Coupling this business interest, last week we briefed government officials on our US-PNG trade agreement known as the Generalized System of Preferences. PNG agriculture, coffee, and minerals have long been free of U.S. tariffs, while under the GSP program, we now know that additional sea products, tropical goods, jewelry, manufactured items, and handicrafts like bilums also enjoy zero tariffs in the USA. In our view, it is timely to expand trade between our two shores.
In addition last week, Secretary of State Mike Pompeo announced the signing of a new initiative, called the Act for Better Utilization of Investments Leading to Development, introducing the new acronym BUILD. This Act provides opportunities for American companies to compete overseas and to create jobs in line with both PNG and US national economic strategies. BUILD advances our foreign policy goals by strengthening the U.S. government’s development finance capacity and compliments sources of financing provided by OPIC, which visited PNG last month to meet with emerging US businesses.
In addition to our activities on security and economic development, the U.S. Embassy continues our partnership with PNG in health services, promoting good governance, and in opening equal opportunities to women and men.
Reflecting the friendship and values of our two nations, in just 40 days we will welcome U.S. Vice President Mike Pence to Papua New Guinea. He looks forward to fulfilling his goal of visiting PNG, and to unveiling measures to further support a free and open Indo-Pacific, and to reinforce America’s commitment to Papua New Guinea and the region.
As the daughter of a WWII navy veteran in his 90s, with whom I spoke today, I believe that we must not take for granted our oldest friendships in our desire to sustain and advance peace, prosperity, and goodwill. And that friendships must be both between our national governments which uphold the values we all treasure, as well as between the people living and working throughout the breathtaking landscape of Papua New Guinea.

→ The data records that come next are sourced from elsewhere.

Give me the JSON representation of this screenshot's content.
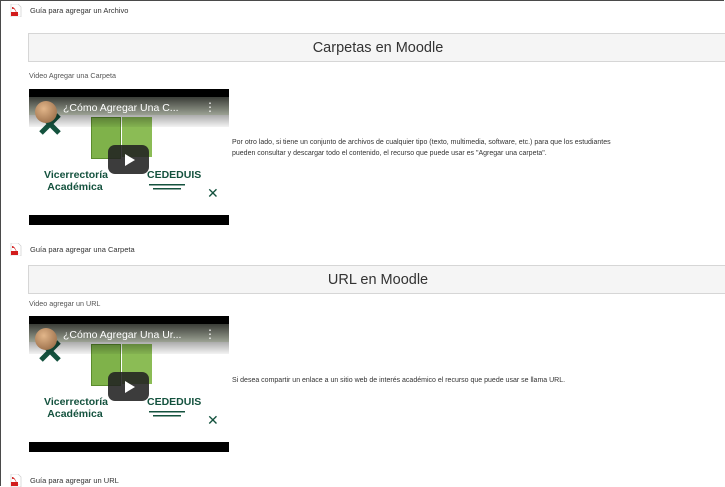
{
  "colors": {
    "pdf_icon": "#d21b1b",
    "heading_bg": "#f5f5f5",
    "heading_border": "#d6d6d6",
    "thumb_green": "#7fb24a",
    "thumb_text": "#14523e"
  },
  "resources_top": {
    "archivo_guide": {
      "icon": "pdf-icon",
      "label": "Guía para agregar un Archivo"
    }
  },
  "sections": [
    {
      "heading": "Carpetas en Moodle",
      "video_label": "Video  Agregar una Carpeta",
      "video": {
        "title": "¿Cómo Agregar Una C...",
        "vice_line1": "Vicerrectoría",
        "vice_line2": "Académica",
        "logo_text": "CEDEDUIS",
        "play_icon": "play-icon",
        "menu_icon": "kebab-menu-icon"
      },
      "description_line1": "Por otro lado, si tiene un conjunto de archivos de cualquier tipo (texto, multimedia, software, etc.) para que los estudiantes",
      "description_line2": "pueden consultar y descargar todo el contenido, el recurso que puede usar es \"Agregar una carpeta\".",
      "guide": {
        "icon": "pdf-icon",
        "label": "Guía para agregar una Carpeta"
      }
    },
    {
      "heading": "URL en Moodle",
      "video_label": "Video agregar un URL",
      "video": {
        "title": "¿Cómo Agregar Una Ur...",
        "vice_line1": "Vicerrectoría",
        "vice_line2": "Académica",
        "logo_text": "CEDEDUIS",
        "play_icon": "play-icon",
        "menu_icon": "kebab-menu-icon"
      },
      "description_line1": "Si desea compartir un enlace  a un sitio web de interés académico el recurso que puede usar se llama URL.",
      "description_line2": "",
      "guide": {
        "icon": "pdf-icon",
        "label": "Guía para agregar un URL"
      }
    }
  ]
}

So thank you all for joining us tonight to welcome the U.S. Navy, and all it represents to us all.